Similar content being viewed by others

Literature Cited

  • Ben Ze’ev, N., and D. Zohary. 1973. Species relationships in the genusPisum L. Israel J. Bot. 22: 73–91.

    Google Scholar 

  • Harlan, J.R. 1967. A wild wheat harvest in Turkey. Archeology 20:197–201.

    Google Scholar 

  • —. 1975. Crops and man. Amer. Soc. Agron., Madison, WI.

    Google Scholar 

  • —,J. M. J. de Wet, and E. G. Price. 1973. Comparative evolution in cereals. Evolution 27: 311–325.

    Article  Google Scholar 

  • Kislev, M.E. 1985. Emergence of wheat agriculture. Paleorient 10:61–70.

    Article  Google Scholar 

  • Ladizinsky, G. 1975. Collection of wild cereals in the upper Jordan Valley. Econ. Bot. 29:264–267.

    Google Scholar 

  • —. 1979a. The origin of lentil and its wild gene pool. Euphytica 28:179–185.

    Article  Google Scholar 

  • — 1979b. The genetics of several morphological traits in the lentils. J. Hered. 70:135–137.

    Google Scholar 

  • —. 1985a. The genetics of hard seed coat in the genusLens. Euphytica 34:539–543.

    Article  Google Scholar 

  • —. 1985b. Founder effect in crop plant evolution. Econ. Bot. 39:191–199.

    Google Scholar 

  • —, and A. Adler. 1976. Genetic relationships among the annual species ofCicer L. Theor. Appl. Genet. 48:197–204.

    Article  Google Scholar 

  • —, D. Braun, D. Goshen, and F. J. Muehlbauer. 1984. The biological species of the genusLens. Bot. Gaz. 145:253–261.

    Article  Google Scholar 

  • Pinkas, R., D. Zamir, and G. Ladizinsky. 1985. Allozyme divergence and evolution in the genusLens. PL Syst.
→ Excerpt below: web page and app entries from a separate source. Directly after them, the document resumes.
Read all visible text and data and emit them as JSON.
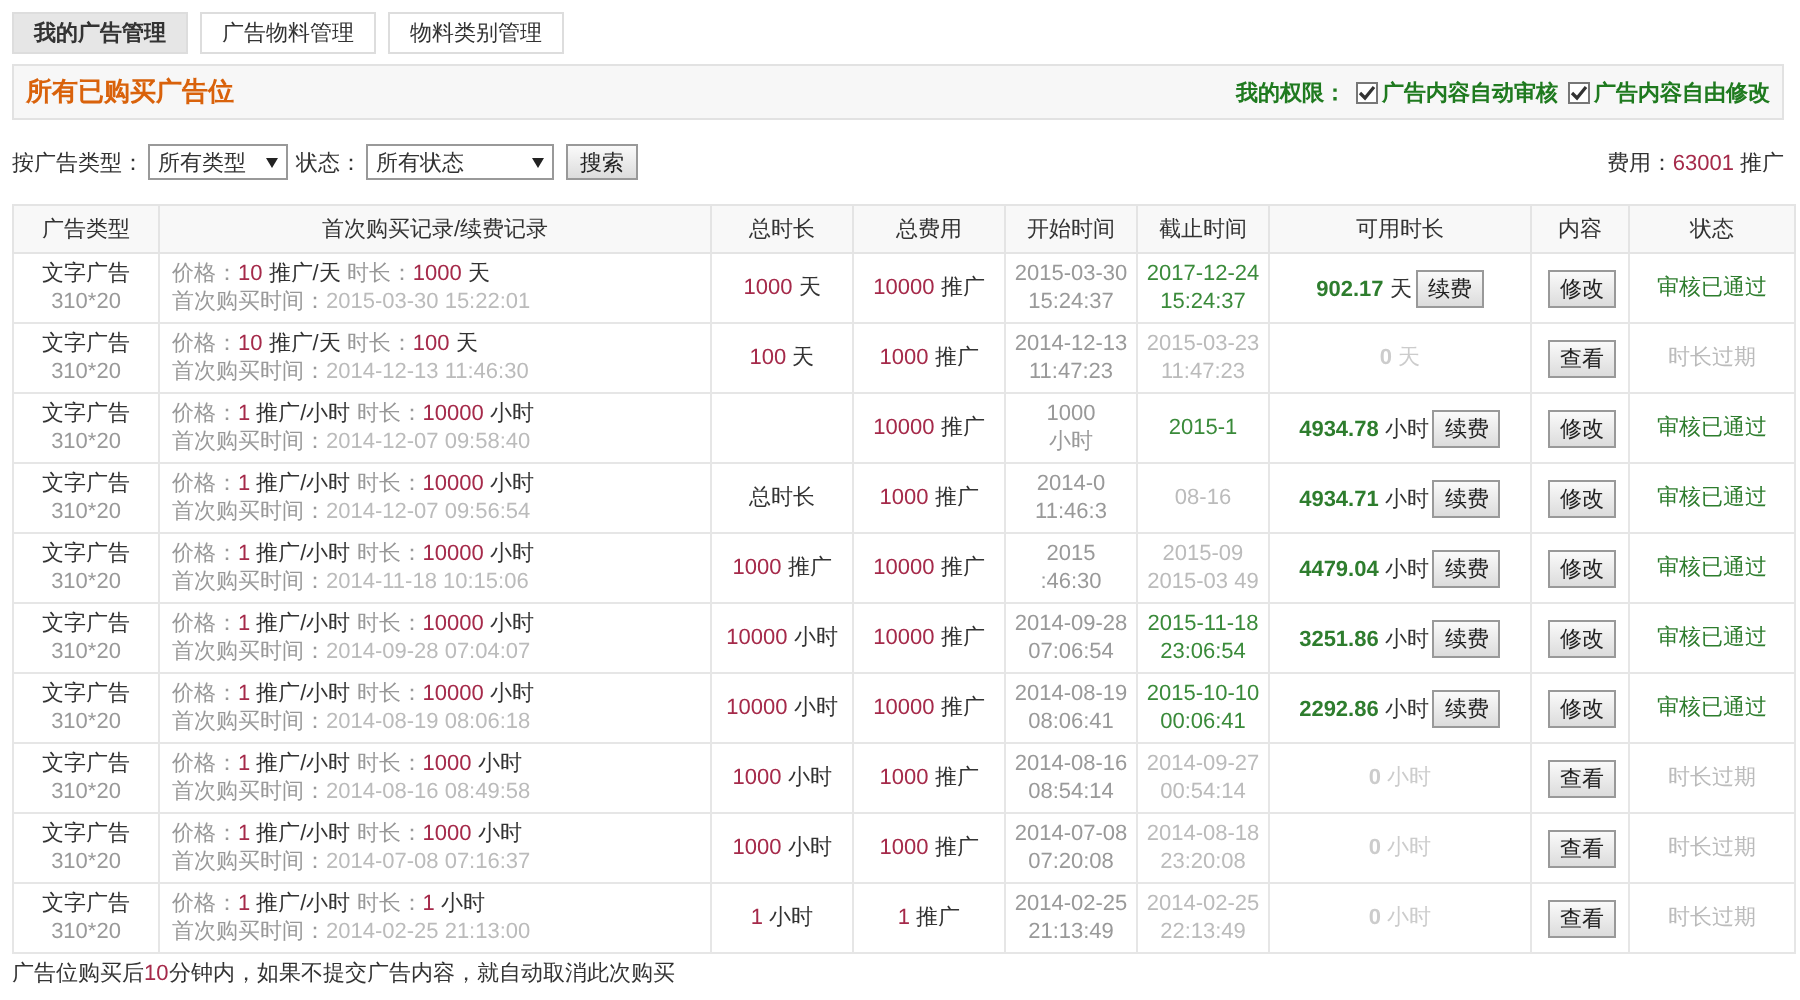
{
  "tabs": [
    {
      "label": "我的广告管理",
      "selected": true
    },
    {
      "label": "广告物料管理",
      "selected": false
    },
    {
      "label": "物料类别管理",
      "selected": false
    }
  ],
  "header": {
    "title": "所有已购买广告位",
    "permissions_label": "我的权限：",
    "permissions": [
      {
        "label": "广告内容自动审核",
        "checked": true
      },
      {
        "label": "广告内容自由修改",
        "checked": true
      }
    ]
  },
  "filters": {
    "type_label": "按广告类型：",
    "type_value": "所有类型",
    "status_label": "状态：",
    "status_value": "所有状态",
    "search_button": "搜索",
    "fee_label": "费用：",
    "fee_value": "63001",
    "fee_unit": "推广"
  },
  "table": {
    "columns": [
      "广告类型",
      "首次购买记录/续费记录",
      "总时长",
      "总费用",
      "开始时间",
      "截止时间",
      "可用时长",
      "内容",
      "状态"
    ],
    "rows": [
      {
        "type": "文字广告",
        "size": "310*20",
        "price_label": "价格：",
        "price": "10",
        "price_unit": "推广/天",
        "duration_label": "时长：",
        "duration": "1000",
        "duration_unit": "天",
        "purchase_label": "首次购买时间：",
        "purchase_time": "2015-03-30 15:22:01",
        "total_duration": [
          "1000",
          "天"
        ],
        "total_fee": [
          "10000",
          "推广"
        ],
        "start": [
          "2015-03-30",
          "15:24:37"
        ],
        "end": [
          "2017-12-24",
          "15:24:37"
        ],
        "active": true,
        "remaining": [
          "902.17",
          "天"
        ],
        "renew": "续费",
        "content_button": "修改",
        "status": {
          "text": "审核已通过",
          "kind": "passed"
        }
      },
      {
        "type": "文字广告",
        "size": "310*20",
        "price_label": "价格：",
        "price": "10",
        "price_unit": "推广/天",
        "duration_label": "时长：",
        "duration": "100",
        "duration_unit": "天",
        "purchase_label": "首次购买时间：",
        "purchase_time": "2014-12-13 11:46:30",
        "total_duration": [
          "100",
          "天"
        ],
        "total_fee": [
          "1000",
          "推广"
        ],
        "start": [
          "2014-12-13",
          "11:47:23"
        ],
        "end": [
          "2015-03-23",
          "11:47:23"
        ],
        "active": false,
        "remaining": [
          "0",
          "天"
        ],
        "content_button": "查看",
        "status": {
          "text": "时长过期",
          "kind": "expired"
        }
      },
      {
        "type": "文字广告",
        "size": "310*20",
        "price_label": "价格：",
        "price": "1",
        "price_unit": "推广/小时",
        "duration_label": "时长：",
        "duration": "10000",
        "duration_unit": "小时",
        "purchase_label": "首次购买时间：",
        "purchase_time": "2014-12-07 09:58:40",
        "total_fee": [
          "10000",
          "推广"
        ],
        "start": [
          "1000",
          "小时"
        ],
        "end": [
          "2015-1"
        ],
        "active": true,
        "remaining": [
          "4934.78",
          "小时"
        ],
        "renew": "续费",
        "content_button": "修改",
        "status": {
          "text": "审核已通过",
          "kind": "passed"
        }
      },
      {
        "type": "文字广告",
        "size": "310*20",
        "price_label": "价格：",
        "price": "1",
        "price_unit": "推广/小时",
        "duration_label": "时长：",
        "duration": "10000",
        "duration_unit": "小时",
        "purchase_label": "首次购买时间：",
        "purchase_time": "2014-12-07 09:56:54",
        "total_duration": [
          "总时长"
        ],
        "total_fee": [
          "1000",
          "推广"
        ],
        "start": [
          "2014-0",
          "11:46:3"
        ],
        "end": [
          "08-16"
        ],
        "active": false,
        "remaining": [
          "4934.71",
          "小时"
        ],
        "renew": "续费",
        "content_button": "修改",
        "status": {
          "text": "审核已通过",
          "kind": "passed"
        }
      },
      {
        "type": "文字广告",
        "size": "310*20",
        "price_label": "价格：",
        "price": "1",
        "price_unit": "推广/小时",
        "duration_label": "时长：",
        "duration": "10000",
        "duration_unit": "小时",
        "purchase_label": "首次购买时间：",
        "purchase_time": "2014-11-18 10:15:06",
        "total_duration": [
          "1000",
          "推广"
        ],
        "total_fee": [
          "10000",
          "推广"
        ],
        "start": [
          "2015",
          ":46:30"
        ],
        "end": [
          "2015-09",
          "2015-03 49"
        ],
        "active": false,
        "remaining": [
          "4479.04",
          "小时"
        ],
        "renew": "续费",
        "content_button": "修改",
        "status": {
          "text": "审核已通过",
          "kind": "passed"
        }
      },
      {
        "type": "文字广告",
        "size": "310*20",
        "price_label": "价格：",
        "price": "1",
        "price_unit": "推广/小时",
        "duration_label": "时长：",
        "duration": "10000",
        "duration_unit": "小时",
        "purchase_label": "首次购买时间：",
        "purchase_time": "2014-09-28 07:04:07",
        "total_duration": [
          "10000",
          "小时"
        ],
        "total_fee": [
          "10000",
          "推广"
        ],
        "start": [
          "2014-09-28",
          "07:06:54"
        ],
        "end": [
          "2015-11-18",
          "23:06:54"
        ],
        "active": true,
        "remaining": [
          "3251.86",
          "小时"
        ],
        "renew": "续费",
        "content_button": "修改",
        "status": {
          "text": "审核已通过",
          "kind": "passed"
        }
      },
      {
        "type": "文字广告",
        "size": "310*20",
        "price_label": "价格：",
        "price": "1",
        "price_unit": "推广/小时",
        "duration_label": "时长：",
        "duration": "10000",
        "duration_unit": "小时",
        "purchase_label": "首次购买时间：",
        "purchase_time": "2014-08-19 08:06:18",
        "total_duration": [
          "10000",
          "小时"
        ],
        "total_fee": [
          "10000",
          "推广"
        ],
        "start": [
          "2014-08-19",
          "08:06:41"
        ],
        "end": [
          "2015-10-10",
          "00:06:41"
        ],
        "active": true,
        "remaining": [
          "2292.86",
          "小时"
        ],
        "renew": "续费",
        "content_button": "修改",
        "status": {
          "text": "审核已通过",
          "kind": "passed"
        }
      },
      {
        "type": "文字广告",
        "size": "310*20",
        "price_label": "价格：",
        "price": "1",
        "price_unit": "推广/小时",
        "duration_label": "时长：",
        "duration": "1000",
        "duration_unit": "小时",
        "purchase_label": "首次购买时间：",
        "purchase_time": "2014-08-16 08:49:58",
        "total_duration": [
          "1000",
          "小时"
        ],
        "total_fee": [
          "1000",
          "推广"
        ],
        "start": [
          "2014-08-16",
          "08:54:14"
        ],
        "end": [
          "2014-09-27",
          "00:54:14"
        ],
        "active": false,
        "remaining": [
          "0",
          "小时"
        ],
        "content_button": "查看",
        "status": {
          "text": "时长过期",
          "kind": "expired"
        }
      },
      {
        "type": "文字广告",
        "size": "310*20",
        "price_label": "价格：",
        "price": "1",
        "price_unit": "推广/小时",
        "duration_label": "时长：",
        "duration": "1000",
        "duration_unit": "小时",
        "purchase_label": "首次购买时间：",
        "purchase_time": "2014-07-08 07:16:37",
        "total_duration": [
          "1000",
          "小时"
        ],
        "total_fee": [
          "1000",
          "推广"
        ],
        "start": [
          "2014-07-08",
          "07:20:08"
        ],
        "end": [
          "2014-08-18",
          "23:20:08"
        ],
        "active": false,
        "remaining": [
          "0",
          "小时"
        ],
        "content_button": "查看",
        "status": {
          "text": "时长过期",
          "kind": "expired"
        }
      },
      {
        "type": "文字广告",
        "size": "310*20",
        "price_label": "价格：",
        "price": "1",
        "price_unit": "推广/小时",
        "duration_label": "时长：",
        "duration": "1",
        "duration_unit": "小时",
        "purchase_label": "首次购买时间：",
        "purchase_time": "2014-02-25 21:13:00",
        "total_duration": [
          "1",
          "小时"
        ],
        "total_fee": [
          "1",
          "推广"
        ],
        "start": [
          "2014-02-25",
          "21:13:49"
        ],
        "end": [
          "2014-02-25",
          "22:13:49"
        ],
        "active": false,
        "remaining": [
          "0",
          "小时"
        ],
        "content_button": "查看",
        "status": {
          "text": "时长过期",
          "kind": "expired"
        }
      }
    ]
  },
  "note": {
    "before": "广告位购买后",
    "highlight": "10",
    "after": "分钟内，如果不提交广告内容，就自动取消此次购买"
  }
}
Evol. 151:131–140.

    Article  Google Scholar 

  • Zohary, D. 1969. The progenitors of wheat and barley in relation to domestication and agricultural dispersal in the Old World.In P. J. Ucko and G. W. Dimbleby, eds., The domestication and exploitation of plants and animals, p. 47–66. G. Duckworth & Co., London.

    Google Scholar 

Download references

Author information

Authors and Affiliations


Rights and permissions

Reprints and permissions

About this article

Cite this article

Ladizinsky, G. Pulse domestication before cultivation. Econ Bot 41, 60–65 (1987).

Download citation

  • Received:

  • Accepted:

  • Issue Date:

  • DOI: